One of the things the New Testament changed was the observance of the Sabbath. Instead of one day being set aside for God every week, in a very real sense, now every day is a day which should be consecrated to the Lord. Now, instead of going into the temple to worship on the Sabbath, scripture tells us that our very bodies are the temple of the Holy Spirit and that the very way in which we live our lives should be an act of worship.

All of this calls us to a consecrated life; a life of private devotion which is lived for Jesus 7 days a week, not just on Sunday.

That's what Paul is saying in Romans 12:1-2. Listen to how the Berkley Version puts it:

"Therefore, brothers, by the mercies of God, I urge you to present your bodies as a living sacrifice, holy and pleasing to God; this is your spiritual worship. Do not be conformed to this age, but be transformed by the renewing of your mind, so that you may discern what is the good, pleasing, and perfect will of God."

While Christians should strive to order their lives in such a way so as not to neglect their regular participation in corporate worship, corporate worship is, in a sense, born out of personal and private worship. Coming to church on Sunday will not transform you unless you are being transformed in your personal walk with God throughout the week. Sunday should be the culmination of worship in which you have been involved in all week long. Can you imagine the kind of worship service that would be where everyone there has been busy worshiping all week long and they come together to pool their passion on Sunday. Whew! That would be exciting!

Allow me to suggest several things which I think will help you as you seek to live a consecrated life.

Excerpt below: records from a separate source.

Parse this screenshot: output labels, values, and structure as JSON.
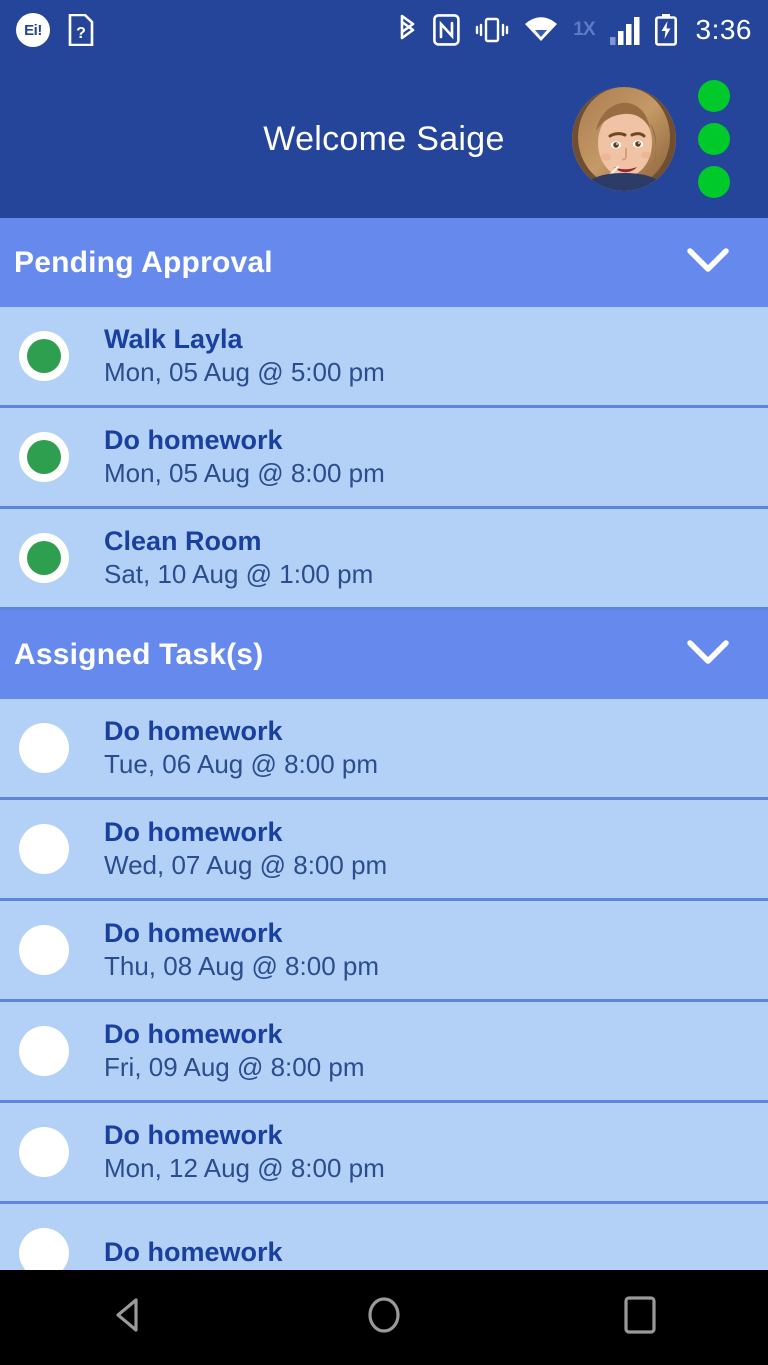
{
  "statusbar": {
    "left_icons": [
      "ei-alert-icon",
      "sim-question-icon"
    ],
    "ei_label": "Ei!",
    "sim_label": "?",
    "right_icons": [
      "bluetooth-icon",
      "nfc-icon",
      "vibrate-icon",
      "wifi-icon",
      "signal-bars-icon",
      "battery-charging-icon"
    ],
    "network_label": "1X",
    "time": "3:36"
  },
  "appbar": {
    "title": "Welcome Saige",
    "avatar_alt": "user-avatar-photo",
    "overflow_dots": 3
  },
  "sections": [
    {
      "title": "Pending Approval",
      "expanded": true,
      "chevron": "chevron-down-icon",
      "items": [
        {
          "title": "Walk Layla",
          "due": "Mon, 05 Aug @ 5:00 pm",
          "status": "approved"
        },
        {
          "title": "Do homework",
          "due": "Mon, 05 Aug @ 8:00 pm",
          "status": "approved"
        },
        {
          "title": "Clean Room",
          "due": "Sat, 10 Aug @ 1:00 pm",
          "status": "approved"
        }
      ]
    },
    {
      "title": "Assigned Task(s)",
      "expanded": true,
      "chevron": "chevron-down-icon",
      "items": [
        {
          "title": "Do homework",
          "due": "Tue, 06 Aug @ 8:00 pm",
          "status": "pending"
        },
        {
          "title": "Do homework",
          "due": "Wed, 07 Aug @ 8:00 pm",
          "status": "pending"
        },
        {
          "title": "Do homework",
          "due": "Thu, 08 Aug @ 8:00 pm",
          "status": "pending"
        },
        {
          "title": "Do homework",
          "due": "Fri, 09 Aug @ 8:00 pm",
          "status": "pending"
        },
        {
          "title": "Do homework",
          "due": "Mon, 12 Aug @ 8:00 pm",
          "status": "pending"
        },
        {
          "title": "Do homework",
          "due": "",
          "status": "pending"
        }
      ]
    }
  ],
  "navbar": {
    "back": "back-triangle-icon",
    "home": "home-circle-icon",
    "recents": "recents-square-icon"
  },
  "colors": {
    "header_blue": "#24459A",
    "section_blue": "#6589EC",
    "row_blue": "#B3D1F7",
    "divider_blue": "#5C86DC",
    "green_dot": "#00C92B",
    "green_status": "#2E9E4F",
    "title_text": "#19409E",
    "sub_text": "#2B4D8E"
  }
}
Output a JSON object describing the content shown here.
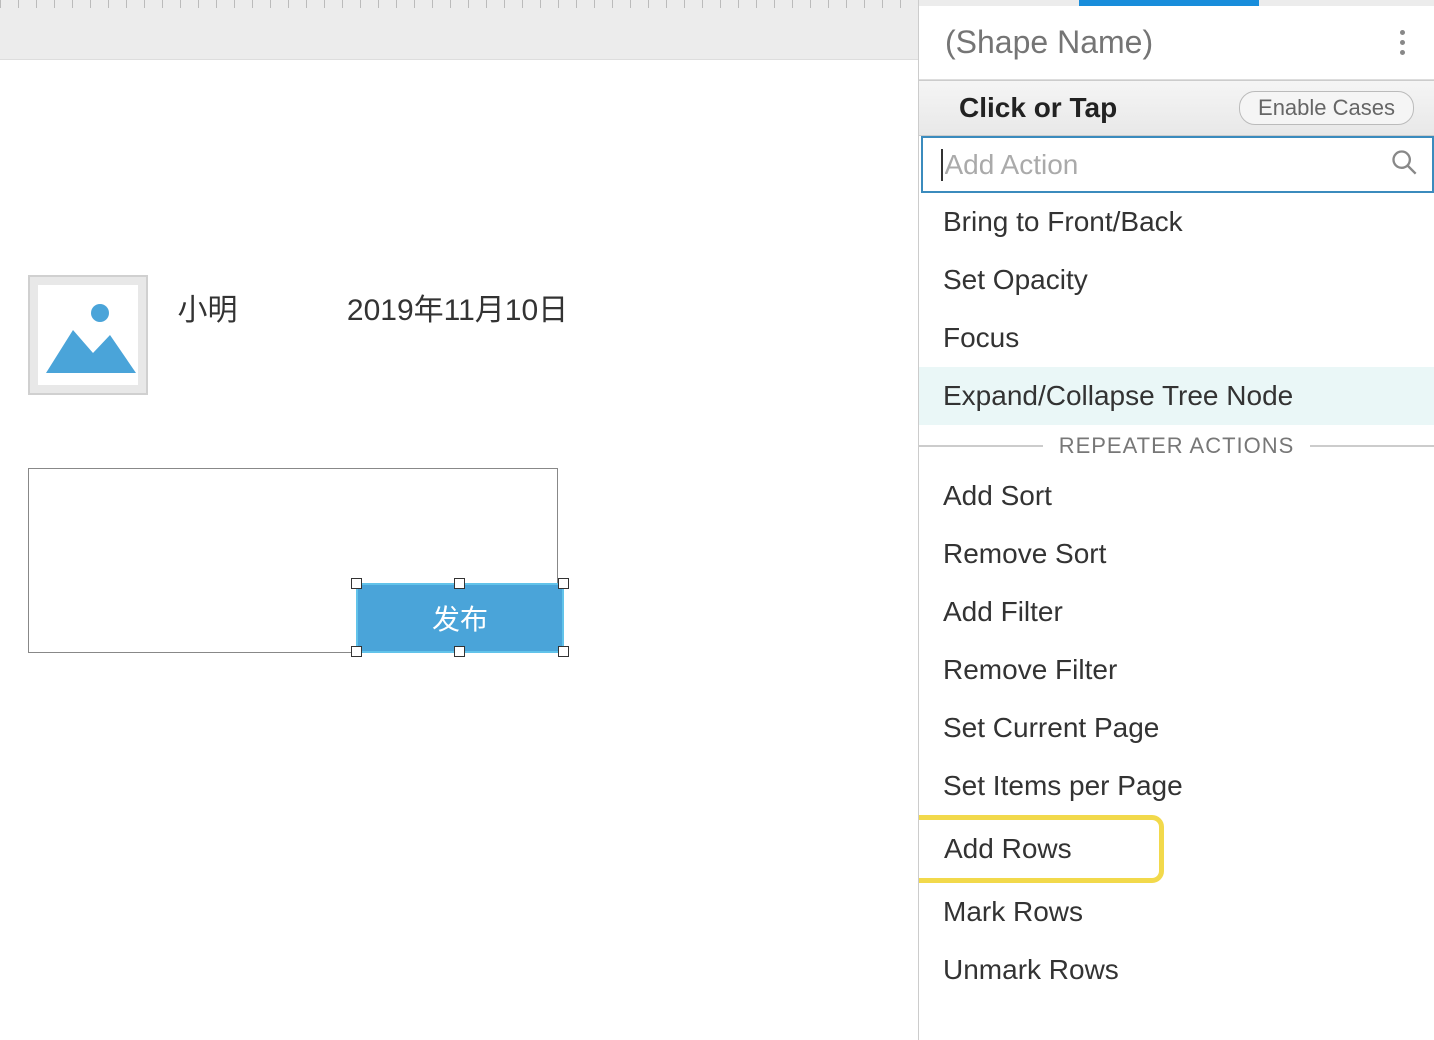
{
  "canvas": {
    "username": "小明",
    "date": "2019年11月10日",
    "publish_button_label": "发布"
  },
  "panel": {
    "shape_name_placeholder": "(Shape Name)",
    "event_title": "Click or Tap",
    "enable_cases_label": "Enable Cases",
    "search_placeholder": "Add Action",
    "section_label": "REPEATER ACTIONS",
    "actions_top": [
      {
        "label": "Bring to Front/Back",
        "highlighted": false
      },
      {
        "label": "Set Opacity",
        "highlighted": false
      },
      {
        "label": "Focus",
        "highlighted": false
      },
      {
        "label": "Expand/Collapse Tree Node",
        "highlighted": true
      }
    ],
    "actions_repeater": [
      {
        "label": "Add Sort"
      },
      {
        "label": "Remove Sort"
      },
      {
        "label": "Add Filter"
      },
      {
        "label": "Remove Filter"
      },
      {
        "label": "Set Current Page"
      },
      {
        "label": "Set Items per Page"
      },
      {
        "label": "Add Rows",
        "yellow": true
      },
      {
        "label": "Mark Rows"
      },
      {
        "label": "Unmark Rows"
      }
    ]
  }
}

There are no secrets here, just elementary practical suggestions which will help put feet to your faith. And when you hear these you're going to say, "so what's new about that?" the answer is nothing! This is basic stuff, but then the majority of our Christian walk is basic and most of us already know it, we simply need reminding.

A. Read the Word of God daily

Boy this is basic isn't it, but you'd be surprised at how many Christians simply don't make time to read the word of God on a daily basis. Don't be legalistic about it, that is, if for some reason you miss a day don't begin to think you're a bad Christian. A better way to approach this is to look at it as a discipline, sort of like exercising or eating healthy food. It needs to be a regular part of your life. It needs to be one of the good habits you develop. I like to say that you cannot know the will of God if you are not conversant with the word of God.

B. Spend time in prayer daily

I don't understand everything I read. The truth of the matter is I can hardly read the bible without going to God in prayer and asking Him to help me understand. Then, once I understand He usually convicts me and I have to ask for forgiveness, either for something I've said or done, or for something I have not said or done. But prayer keeps me in right fellowship with God. Have you ever noticed that it's hard to talk to someone and allow anything to stand between you, sooner rather than later, if you stay in communication with them, the issue will come to the surface and you'll deal with it. The same is true in your relationship with God. If you'll spend time in prayer every day. And by the way, keeping a prayer journal may prove to be a very effective way of not only remembering what it is you've prayed for, but also of recording how and when God answers your prayers. Spend time each day in prayer.

C. Attend church regularly

You need to be in a church where the word of God is preached and the love of God is demonstrated. You need to associate with others who love Jesus like you do, who will encourage and strengthen you in your faith. The devil wants to keep us from fellowship with other Christians and thereby separate us from our support and our accountability. If he can get us away from the fold, he can attack us at our weakest point. Listen, two thousand years of unanimity within the body of Christ concerning the necessity of corporate worship can't be wrong. Our spiritual ancestors laid a solid path for us to follow. Devoted Christians who are able to, attend church regularly.

D. Share your faith faithfully

You'll be amazed how God will speak to you and how you'll sense His working in your life when you get involved in telling others about His love.